*** Opening of Listed entries ***

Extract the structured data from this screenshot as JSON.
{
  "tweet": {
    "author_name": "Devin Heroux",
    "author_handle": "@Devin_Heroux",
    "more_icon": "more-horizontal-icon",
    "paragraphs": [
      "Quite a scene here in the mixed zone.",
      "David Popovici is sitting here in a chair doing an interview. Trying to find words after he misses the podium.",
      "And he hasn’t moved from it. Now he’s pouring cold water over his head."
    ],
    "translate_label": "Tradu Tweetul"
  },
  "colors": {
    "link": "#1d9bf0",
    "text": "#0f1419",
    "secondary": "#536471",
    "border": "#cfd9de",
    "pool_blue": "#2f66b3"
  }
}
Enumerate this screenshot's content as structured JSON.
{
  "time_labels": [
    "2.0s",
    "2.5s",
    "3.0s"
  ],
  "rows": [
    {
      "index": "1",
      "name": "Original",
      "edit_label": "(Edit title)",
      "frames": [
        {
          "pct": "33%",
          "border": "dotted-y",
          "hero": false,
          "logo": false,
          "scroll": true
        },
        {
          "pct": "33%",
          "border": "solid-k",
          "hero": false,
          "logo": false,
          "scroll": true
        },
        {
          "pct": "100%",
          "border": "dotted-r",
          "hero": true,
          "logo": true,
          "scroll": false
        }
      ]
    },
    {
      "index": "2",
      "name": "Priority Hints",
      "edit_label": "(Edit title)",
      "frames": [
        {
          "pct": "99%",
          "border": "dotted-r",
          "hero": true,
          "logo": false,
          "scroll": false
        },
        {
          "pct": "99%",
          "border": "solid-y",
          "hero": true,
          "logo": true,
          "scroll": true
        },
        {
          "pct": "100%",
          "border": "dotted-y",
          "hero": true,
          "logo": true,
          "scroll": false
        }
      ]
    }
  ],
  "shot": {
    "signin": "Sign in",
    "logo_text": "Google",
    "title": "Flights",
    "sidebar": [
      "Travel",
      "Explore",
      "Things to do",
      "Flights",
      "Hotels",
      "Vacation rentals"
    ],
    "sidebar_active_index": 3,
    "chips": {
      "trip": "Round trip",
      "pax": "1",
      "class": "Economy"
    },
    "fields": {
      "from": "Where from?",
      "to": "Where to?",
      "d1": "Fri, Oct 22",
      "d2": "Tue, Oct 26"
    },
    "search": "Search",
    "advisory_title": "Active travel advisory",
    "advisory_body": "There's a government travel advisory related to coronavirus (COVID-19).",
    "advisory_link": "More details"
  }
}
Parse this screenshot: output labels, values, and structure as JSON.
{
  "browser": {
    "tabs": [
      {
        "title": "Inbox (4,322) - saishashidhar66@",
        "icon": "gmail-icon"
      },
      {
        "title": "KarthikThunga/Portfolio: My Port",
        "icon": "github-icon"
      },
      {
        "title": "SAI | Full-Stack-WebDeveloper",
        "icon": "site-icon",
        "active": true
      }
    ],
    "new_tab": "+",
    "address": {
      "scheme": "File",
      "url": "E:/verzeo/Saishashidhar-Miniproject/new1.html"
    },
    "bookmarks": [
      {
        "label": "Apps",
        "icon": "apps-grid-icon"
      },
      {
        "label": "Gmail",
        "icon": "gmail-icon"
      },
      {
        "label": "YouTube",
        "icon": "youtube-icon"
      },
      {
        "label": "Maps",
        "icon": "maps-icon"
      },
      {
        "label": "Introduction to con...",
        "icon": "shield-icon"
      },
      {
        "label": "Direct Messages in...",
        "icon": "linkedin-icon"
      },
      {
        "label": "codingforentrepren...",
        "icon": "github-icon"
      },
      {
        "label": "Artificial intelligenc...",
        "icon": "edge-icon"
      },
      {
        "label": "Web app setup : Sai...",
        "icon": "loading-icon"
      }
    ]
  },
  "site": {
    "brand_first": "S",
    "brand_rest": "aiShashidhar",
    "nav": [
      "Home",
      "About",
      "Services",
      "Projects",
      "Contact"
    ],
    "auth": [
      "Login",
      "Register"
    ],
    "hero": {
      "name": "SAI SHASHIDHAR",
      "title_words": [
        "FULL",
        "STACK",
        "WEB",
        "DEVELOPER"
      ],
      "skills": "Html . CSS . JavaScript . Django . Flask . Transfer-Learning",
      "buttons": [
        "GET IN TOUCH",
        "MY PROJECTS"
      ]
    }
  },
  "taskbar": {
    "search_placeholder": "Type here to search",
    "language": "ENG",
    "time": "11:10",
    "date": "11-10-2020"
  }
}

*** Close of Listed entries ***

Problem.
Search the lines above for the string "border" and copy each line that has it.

Worked solution.
    "border": "#cfd9de",
          "border": "dotted-y",
          "border": "solid-k",
          "border": "dotted-r",
          "border": "dotted-r",
          "border": "solid-y",
          "border": "dotted-y",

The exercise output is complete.